(TNS) -- SANTA CRUZ -- From purchasing habits to political and sexual preferences, what can be inferred from seemingly innocuous personal data can be shocking. Certainly that was the case for one Minnesota father who angrily confronted Target employees about baby-related coupons sent to his teenage daughter — only to find out that the company’s algorithms had correctly sleuthed out what he had failed to see.
The rise of what’s known as ‘big data’ poses a number of difficult questions about privacy, ownership, accuracy and bias. Armed with a new data science center and $1.5 million grant, a cross-disciplinary team of UC Santa Cruz researchers are hoping to find some answers and create a framework for what they call “responsible data science.”
The researchers come from the disciplines of computer science, statistics and mathematics. By combining the most effective tools and techniques from each discipline — and forging new models where needed — the team hopes to build a toolkit that could have applications in social sciences, biology, and computer networking and security.
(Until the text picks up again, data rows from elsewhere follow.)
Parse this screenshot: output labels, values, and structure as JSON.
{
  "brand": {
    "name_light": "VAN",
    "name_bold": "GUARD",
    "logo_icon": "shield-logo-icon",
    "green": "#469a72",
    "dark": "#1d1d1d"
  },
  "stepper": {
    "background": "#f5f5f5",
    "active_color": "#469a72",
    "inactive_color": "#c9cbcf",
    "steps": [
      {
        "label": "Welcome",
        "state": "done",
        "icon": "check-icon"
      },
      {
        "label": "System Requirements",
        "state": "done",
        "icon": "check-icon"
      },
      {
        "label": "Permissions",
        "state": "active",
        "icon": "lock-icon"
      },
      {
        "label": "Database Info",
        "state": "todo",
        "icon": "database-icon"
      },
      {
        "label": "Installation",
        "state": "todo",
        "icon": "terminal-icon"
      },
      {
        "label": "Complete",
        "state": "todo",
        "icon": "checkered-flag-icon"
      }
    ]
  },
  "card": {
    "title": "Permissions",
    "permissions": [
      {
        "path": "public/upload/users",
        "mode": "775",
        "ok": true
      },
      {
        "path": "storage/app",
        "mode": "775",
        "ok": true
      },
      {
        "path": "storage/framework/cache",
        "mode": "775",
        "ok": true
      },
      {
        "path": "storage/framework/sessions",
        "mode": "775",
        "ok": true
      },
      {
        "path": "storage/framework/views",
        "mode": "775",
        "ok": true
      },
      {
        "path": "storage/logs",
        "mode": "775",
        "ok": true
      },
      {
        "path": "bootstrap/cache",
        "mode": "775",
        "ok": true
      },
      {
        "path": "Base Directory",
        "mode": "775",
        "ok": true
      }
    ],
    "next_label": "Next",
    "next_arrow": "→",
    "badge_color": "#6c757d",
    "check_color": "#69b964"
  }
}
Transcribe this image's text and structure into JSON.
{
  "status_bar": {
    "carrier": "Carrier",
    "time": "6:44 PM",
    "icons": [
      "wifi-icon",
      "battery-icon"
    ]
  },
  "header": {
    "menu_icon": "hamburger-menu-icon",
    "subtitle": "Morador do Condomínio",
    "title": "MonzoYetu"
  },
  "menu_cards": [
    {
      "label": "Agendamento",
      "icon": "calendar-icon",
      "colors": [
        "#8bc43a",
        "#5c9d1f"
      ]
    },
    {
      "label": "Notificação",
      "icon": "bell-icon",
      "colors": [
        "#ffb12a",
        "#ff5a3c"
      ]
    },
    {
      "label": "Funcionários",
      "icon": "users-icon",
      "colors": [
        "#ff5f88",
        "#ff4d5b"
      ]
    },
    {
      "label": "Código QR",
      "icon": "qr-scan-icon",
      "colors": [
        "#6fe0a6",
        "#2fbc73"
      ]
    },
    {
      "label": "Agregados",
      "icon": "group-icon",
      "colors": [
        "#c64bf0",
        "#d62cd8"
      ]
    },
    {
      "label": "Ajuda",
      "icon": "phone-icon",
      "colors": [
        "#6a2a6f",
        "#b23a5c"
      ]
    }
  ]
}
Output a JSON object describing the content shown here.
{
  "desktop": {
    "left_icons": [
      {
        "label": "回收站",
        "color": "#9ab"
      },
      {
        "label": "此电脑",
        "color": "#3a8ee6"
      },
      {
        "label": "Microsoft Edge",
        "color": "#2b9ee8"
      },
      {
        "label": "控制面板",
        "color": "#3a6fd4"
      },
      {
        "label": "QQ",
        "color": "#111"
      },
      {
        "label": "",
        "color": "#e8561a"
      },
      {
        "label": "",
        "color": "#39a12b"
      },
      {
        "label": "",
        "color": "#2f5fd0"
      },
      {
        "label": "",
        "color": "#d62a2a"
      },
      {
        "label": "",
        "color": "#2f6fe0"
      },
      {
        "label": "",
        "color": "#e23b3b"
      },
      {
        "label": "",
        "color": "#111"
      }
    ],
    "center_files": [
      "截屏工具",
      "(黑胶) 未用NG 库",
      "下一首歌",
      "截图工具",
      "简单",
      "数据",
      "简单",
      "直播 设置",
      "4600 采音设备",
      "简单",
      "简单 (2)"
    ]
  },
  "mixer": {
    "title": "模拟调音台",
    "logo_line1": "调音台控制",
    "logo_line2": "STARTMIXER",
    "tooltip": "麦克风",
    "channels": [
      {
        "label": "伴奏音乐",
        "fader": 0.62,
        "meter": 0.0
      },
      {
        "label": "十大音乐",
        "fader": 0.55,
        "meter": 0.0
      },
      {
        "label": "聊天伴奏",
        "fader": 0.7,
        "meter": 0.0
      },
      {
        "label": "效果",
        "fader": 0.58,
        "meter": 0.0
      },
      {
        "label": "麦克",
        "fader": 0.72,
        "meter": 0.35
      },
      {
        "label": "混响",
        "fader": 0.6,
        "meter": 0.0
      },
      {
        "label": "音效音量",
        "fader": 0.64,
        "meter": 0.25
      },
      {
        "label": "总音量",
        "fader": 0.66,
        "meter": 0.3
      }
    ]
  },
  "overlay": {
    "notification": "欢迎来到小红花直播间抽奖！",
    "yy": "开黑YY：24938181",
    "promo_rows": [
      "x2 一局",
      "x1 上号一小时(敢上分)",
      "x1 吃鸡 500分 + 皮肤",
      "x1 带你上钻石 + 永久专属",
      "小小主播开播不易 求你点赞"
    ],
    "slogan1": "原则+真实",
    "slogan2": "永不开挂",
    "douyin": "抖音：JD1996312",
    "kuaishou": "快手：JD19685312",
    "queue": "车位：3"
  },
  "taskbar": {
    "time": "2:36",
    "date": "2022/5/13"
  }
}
“We’re putting it all together specifically for this crazy, interconnected world that we’re in to understand how these models can all be brought to bear to understand what it means to be accurate, what it means to be biased, and what it means to preserve privacy,” said project lead Lise Getoor, a professor of computer science at UCSC.
Another goal of the three-year initiative is to build educational materials that can help introduce young people to the key concepts and concerns involved in data science, Getoor said.
“There’s a real need to educate the public and students to be aware of even the most basic versions of bias,” she said.
Data can be biased in a number of ways, according to Abel Rodriguez, a professor of applied mathematics and statistics at UCSC and the project’s co-lead.
Rodriguez pointed to an example in 2016 where a Microsoft chat bot turned viciously racist in less than a day after programmers loosed its machine learning algorithm on public internet comments.
And the stakes can be much higher. As the criminal justice system increasingly turns to algorithms to assess the likelihood of a convicted criminal to re-offend, an investigation by ProPublica uncovered a bias in one of the leading commercial tools that incorrectly judged black defendants to be more likely to re-offend than white defendants.
In terms of personal privacy, a 2009 paper co-authored by Getoor found sensitive information about social media users who cloak their personal information behind privacy settings can be easily uncovered using inferential models based on their friends and group memberships.
Another element of personal privacy the team aims to tackle is figuring out better ways to anonymize big data sets of, for example, tax information, while maintaining accuracy in the data.
The $1.5 million dollar grant from the National Science Foundation was announced at the end of August, and will fund the team’s work to develop a theoretical foundation for data science over the next three years. The funding comes as part of the a broader National Science Foundation initiative spanning 14 institutions in 11 states that aims to build a stable foundation for the burgeoning field of data science.
Next for the initiative would be to partner with more institutions and build a data science institute on a college campus, either at UCSC or, more likely, within Silicon Valley, according to Rodriguez.
Earlier this summer, UCSC launched a data science research center under Getoor’s direction called Data, Discovery and Decisions — or D3 for short — to provide a platform for collaboration between researchers and private industry as part of the campus’s focus on the field of data science.
©2017 the Santa Cruz Sentinel (Scotts Valley, Calif.) Distributed by Tribune Content Agency, LLC.